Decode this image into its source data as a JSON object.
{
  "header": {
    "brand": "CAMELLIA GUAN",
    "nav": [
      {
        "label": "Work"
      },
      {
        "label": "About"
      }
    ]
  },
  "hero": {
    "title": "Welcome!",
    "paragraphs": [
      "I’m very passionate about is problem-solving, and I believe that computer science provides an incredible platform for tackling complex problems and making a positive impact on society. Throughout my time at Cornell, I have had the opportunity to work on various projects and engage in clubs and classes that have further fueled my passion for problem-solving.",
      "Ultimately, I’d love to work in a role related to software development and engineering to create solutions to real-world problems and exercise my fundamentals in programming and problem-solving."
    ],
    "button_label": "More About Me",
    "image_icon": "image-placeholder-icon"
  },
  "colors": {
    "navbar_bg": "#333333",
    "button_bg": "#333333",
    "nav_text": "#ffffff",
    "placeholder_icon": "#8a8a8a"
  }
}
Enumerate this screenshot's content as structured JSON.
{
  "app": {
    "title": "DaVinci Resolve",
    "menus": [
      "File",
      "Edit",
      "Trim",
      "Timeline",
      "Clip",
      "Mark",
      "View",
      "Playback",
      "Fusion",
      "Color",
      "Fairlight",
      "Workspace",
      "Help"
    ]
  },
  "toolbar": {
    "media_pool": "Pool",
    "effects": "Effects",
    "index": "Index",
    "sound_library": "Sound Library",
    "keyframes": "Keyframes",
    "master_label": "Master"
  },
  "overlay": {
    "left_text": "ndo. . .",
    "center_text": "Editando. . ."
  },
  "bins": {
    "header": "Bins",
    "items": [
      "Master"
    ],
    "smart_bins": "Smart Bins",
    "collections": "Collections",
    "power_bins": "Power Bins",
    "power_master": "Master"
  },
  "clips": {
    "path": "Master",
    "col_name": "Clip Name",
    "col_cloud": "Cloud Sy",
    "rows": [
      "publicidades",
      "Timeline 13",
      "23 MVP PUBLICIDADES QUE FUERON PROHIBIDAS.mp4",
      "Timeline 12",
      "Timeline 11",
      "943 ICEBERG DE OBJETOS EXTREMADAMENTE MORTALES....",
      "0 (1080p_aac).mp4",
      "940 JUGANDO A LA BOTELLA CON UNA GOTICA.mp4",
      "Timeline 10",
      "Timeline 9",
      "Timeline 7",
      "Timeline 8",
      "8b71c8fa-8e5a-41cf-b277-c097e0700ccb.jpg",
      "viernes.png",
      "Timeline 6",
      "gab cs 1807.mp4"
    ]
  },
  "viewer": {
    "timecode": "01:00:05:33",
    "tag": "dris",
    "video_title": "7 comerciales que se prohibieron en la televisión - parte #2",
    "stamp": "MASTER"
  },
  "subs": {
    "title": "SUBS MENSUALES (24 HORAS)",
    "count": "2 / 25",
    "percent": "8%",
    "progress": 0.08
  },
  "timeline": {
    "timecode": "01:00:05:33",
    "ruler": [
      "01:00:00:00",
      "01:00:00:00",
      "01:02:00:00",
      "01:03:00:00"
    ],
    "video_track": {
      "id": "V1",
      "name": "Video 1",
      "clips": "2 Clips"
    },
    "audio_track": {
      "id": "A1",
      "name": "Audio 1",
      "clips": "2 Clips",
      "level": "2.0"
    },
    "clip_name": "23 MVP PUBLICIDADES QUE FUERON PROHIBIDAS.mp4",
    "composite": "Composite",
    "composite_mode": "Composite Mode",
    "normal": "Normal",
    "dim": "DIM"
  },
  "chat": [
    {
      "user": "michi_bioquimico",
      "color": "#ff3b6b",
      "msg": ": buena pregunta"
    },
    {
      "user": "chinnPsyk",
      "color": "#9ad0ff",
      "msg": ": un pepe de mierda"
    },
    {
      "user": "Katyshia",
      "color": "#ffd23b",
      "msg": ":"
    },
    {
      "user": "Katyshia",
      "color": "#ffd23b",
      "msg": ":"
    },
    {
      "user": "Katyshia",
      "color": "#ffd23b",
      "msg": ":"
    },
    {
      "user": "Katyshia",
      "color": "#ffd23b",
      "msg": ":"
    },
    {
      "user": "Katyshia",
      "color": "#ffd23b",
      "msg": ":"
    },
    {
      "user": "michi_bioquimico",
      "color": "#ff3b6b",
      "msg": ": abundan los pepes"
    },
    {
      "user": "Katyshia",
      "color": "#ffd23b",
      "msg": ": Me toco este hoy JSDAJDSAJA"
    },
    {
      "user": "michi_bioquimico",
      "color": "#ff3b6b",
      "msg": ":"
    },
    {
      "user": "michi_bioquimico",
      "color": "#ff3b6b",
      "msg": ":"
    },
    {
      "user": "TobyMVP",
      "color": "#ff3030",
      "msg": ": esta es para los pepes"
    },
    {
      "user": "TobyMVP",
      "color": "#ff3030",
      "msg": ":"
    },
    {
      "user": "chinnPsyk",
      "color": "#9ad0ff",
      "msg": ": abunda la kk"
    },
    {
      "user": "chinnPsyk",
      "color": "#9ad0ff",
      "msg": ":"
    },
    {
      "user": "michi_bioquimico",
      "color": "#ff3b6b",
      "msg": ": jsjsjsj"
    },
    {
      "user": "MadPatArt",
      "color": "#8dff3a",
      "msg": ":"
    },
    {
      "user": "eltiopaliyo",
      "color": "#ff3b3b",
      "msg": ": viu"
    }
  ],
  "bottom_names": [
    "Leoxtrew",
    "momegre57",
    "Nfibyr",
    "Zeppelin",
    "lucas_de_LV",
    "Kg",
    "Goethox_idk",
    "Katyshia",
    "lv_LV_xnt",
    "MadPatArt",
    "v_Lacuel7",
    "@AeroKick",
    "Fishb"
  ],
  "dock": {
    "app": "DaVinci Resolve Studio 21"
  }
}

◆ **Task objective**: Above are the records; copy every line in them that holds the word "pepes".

◆ **Result for this exercise**:
      "msg": ": abundan los pepes"
      "msg": ": esta es para los pepes"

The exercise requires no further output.